WORK TO COMPLETE:
How many lines in the entries below contain "Abrir"? Answer with the number only.
.....
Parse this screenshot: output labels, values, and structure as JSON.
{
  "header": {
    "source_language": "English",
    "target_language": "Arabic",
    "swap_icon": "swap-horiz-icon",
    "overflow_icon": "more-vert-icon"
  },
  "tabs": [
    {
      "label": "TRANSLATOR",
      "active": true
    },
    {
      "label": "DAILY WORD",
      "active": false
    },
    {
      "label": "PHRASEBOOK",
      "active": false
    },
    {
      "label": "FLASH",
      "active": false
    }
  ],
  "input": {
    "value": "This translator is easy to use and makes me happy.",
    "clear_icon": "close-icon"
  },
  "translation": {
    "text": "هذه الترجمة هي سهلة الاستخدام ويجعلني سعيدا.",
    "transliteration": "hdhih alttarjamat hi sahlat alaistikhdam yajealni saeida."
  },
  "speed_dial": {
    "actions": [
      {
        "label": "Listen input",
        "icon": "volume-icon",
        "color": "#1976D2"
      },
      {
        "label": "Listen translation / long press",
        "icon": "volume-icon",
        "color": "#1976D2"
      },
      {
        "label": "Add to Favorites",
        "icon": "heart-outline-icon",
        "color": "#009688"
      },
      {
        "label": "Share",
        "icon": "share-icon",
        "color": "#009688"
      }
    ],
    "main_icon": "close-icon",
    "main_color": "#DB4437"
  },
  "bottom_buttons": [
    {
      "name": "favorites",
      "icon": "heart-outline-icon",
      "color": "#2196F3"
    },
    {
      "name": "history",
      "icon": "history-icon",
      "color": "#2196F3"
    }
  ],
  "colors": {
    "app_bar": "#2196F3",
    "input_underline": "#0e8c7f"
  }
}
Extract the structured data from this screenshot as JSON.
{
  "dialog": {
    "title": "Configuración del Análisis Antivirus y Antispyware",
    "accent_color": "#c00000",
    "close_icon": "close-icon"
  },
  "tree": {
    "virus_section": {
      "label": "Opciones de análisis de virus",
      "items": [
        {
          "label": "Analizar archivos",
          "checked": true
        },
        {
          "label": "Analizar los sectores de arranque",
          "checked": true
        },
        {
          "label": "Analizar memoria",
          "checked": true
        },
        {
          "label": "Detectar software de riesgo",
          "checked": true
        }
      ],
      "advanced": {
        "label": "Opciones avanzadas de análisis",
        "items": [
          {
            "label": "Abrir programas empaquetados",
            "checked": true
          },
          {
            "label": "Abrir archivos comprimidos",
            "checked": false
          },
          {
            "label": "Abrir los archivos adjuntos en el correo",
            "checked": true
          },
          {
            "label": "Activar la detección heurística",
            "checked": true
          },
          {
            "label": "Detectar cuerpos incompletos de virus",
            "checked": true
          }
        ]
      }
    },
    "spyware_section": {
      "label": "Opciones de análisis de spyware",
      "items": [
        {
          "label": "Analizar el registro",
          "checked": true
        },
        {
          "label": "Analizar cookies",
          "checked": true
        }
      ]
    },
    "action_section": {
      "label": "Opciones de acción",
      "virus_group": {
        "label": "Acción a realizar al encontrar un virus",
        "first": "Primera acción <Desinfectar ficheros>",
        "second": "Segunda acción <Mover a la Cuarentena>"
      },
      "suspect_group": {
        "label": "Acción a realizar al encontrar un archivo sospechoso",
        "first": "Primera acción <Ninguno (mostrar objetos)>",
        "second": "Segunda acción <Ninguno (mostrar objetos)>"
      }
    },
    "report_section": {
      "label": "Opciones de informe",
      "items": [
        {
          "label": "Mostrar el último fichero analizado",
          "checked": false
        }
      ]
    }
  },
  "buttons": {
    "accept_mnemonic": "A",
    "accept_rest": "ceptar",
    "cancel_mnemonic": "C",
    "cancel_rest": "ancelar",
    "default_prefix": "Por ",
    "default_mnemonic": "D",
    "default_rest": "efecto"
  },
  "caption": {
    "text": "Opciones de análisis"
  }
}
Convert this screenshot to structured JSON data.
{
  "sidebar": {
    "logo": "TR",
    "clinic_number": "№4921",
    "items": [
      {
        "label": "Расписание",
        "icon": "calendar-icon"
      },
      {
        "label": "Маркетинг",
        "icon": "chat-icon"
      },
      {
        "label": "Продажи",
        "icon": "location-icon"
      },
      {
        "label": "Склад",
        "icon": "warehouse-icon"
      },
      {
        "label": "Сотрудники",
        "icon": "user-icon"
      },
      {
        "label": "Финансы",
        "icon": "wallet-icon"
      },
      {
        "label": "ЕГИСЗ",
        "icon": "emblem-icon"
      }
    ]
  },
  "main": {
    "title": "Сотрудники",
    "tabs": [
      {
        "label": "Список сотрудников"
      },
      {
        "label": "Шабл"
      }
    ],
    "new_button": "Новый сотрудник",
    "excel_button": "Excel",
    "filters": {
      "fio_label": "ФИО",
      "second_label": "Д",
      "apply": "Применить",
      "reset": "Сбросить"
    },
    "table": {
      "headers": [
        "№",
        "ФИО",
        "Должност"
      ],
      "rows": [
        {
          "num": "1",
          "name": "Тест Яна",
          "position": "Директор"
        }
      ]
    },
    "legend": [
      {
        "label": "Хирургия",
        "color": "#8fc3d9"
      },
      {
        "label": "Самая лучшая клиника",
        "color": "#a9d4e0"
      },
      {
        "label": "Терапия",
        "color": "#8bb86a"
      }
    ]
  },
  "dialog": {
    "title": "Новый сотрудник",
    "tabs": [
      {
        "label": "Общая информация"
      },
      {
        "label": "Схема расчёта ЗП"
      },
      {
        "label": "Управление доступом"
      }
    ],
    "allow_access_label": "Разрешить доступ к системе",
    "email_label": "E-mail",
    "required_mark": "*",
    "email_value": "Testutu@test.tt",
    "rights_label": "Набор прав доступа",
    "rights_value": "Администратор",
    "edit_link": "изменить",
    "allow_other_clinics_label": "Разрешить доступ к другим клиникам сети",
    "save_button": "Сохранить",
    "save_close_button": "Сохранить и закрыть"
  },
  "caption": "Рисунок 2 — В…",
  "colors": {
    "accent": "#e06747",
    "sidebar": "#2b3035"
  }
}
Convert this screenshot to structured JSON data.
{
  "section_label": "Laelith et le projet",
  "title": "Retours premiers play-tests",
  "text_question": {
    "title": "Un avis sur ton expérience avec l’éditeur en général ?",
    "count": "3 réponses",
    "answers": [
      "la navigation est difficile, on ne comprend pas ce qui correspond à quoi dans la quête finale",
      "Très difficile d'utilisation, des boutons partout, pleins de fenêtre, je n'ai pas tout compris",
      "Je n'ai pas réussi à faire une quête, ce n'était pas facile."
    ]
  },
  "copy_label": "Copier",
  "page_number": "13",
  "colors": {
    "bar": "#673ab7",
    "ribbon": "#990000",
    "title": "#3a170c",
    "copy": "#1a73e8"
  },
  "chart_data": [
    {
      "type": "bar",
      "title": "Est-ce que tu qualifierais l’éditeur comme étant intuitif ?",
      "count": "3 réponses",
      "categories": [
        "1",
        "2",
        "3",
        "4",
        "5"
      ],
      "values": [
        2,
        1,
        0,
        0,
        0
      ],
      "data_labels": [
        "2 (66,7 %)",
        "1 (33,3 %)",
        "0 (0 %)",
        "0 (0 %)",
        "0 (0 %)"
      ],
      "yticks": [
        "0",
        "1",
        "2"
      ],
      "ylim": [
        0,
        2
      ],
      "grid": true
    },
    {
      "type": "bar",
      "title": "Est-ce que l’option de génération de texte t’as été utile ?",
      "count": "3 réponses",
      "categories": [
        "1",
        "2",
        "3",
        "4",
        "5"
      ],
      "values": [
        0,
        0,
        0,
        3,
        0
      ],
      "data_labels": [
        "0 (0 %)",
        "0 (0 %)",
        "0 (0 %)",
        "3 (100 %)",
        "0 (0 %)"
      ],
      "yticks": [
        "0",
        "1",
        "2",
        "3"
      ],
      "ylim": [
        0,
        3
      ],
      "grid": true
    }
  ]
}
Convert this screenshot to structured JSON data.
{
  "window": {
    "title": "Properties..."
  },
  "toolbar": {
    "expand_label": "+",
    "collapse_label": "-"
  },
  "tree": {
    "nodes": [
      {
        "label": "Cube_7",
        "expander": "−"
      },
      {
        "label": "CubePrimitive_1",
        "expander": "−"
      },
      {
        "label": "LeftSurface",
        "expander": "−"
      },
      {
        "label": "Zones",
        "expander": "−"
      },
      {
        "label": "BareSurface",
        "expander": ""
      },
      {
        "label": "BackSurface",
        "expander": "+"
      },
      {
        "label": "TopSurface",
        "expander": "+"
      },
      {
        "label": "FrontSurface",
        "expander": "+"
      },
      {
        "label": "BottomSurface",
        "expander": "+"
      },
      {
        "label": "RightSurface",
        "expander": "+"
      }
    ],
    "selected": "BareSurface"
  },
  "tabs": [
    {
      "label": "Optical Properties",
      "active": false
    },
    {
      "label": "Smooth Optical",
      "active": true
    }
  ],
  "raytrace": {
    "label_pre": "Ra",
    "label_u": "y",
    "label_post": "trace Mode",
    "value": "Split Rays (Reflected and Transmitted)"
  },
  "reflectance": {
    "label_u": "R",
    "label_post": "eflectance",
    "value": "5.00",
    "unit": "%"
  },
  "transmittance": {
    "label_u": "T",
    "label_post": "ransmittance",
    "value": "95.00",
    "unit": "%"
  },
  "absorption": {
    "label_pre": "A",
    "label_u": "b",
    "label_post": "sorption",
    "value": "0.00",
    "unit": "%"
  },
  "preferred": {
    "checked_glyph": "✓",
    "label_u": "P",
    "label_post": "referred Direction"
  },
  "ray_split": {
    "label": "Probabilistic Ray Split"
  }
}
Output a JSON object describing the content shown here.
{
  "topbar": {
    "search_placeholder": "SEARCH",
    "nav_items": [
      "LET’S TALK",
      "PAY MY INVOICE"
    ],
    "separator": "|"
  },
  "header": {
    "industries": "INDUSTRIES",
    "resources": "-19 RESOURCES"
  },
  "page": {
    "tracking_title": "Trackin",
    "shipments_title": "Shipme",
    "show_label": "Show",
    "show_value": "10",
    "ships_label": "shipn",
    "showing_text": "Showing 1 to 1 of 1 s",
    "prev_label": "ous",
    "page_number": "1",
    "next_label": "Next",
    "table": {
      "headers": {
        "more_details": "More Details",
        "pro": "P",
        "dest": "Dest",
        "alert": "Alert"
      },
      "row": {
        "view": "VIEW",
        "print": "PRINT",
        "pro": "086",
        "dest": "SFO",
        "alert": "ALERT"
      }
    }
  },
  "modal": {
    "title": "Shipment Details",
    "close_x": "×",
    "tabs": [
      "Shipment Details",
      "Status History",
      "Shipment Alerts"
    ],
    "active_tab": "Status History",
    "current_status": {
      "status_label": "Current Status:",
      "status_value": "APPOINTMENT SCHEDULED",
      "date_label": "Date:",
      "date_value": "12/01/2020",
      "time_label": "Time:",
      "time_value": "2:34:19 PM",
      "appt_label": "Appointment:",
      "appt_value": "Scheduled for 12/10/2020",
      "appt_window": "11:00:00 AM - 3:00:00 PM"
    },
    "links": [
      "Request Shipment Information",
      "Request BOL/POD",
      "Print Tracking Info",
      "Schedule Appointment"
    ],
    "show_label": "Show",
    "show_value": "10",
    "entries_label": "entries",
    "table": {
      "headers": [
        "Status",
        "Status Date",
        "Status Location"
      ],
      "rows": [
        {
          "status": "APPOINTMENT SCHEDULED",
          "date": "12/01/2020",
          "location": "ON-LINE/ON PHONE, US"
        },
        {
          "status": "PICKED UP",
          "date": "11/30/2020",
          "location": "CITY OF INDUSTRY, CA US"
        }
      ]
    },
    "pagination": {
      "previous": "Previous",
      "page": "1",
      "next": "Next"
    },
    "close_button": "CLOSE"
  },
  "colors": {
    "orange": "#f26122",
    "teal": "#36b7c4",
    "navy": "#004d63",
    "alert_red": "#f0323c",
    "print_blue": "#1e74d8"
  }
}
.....
THE COMPLETED TASK:
3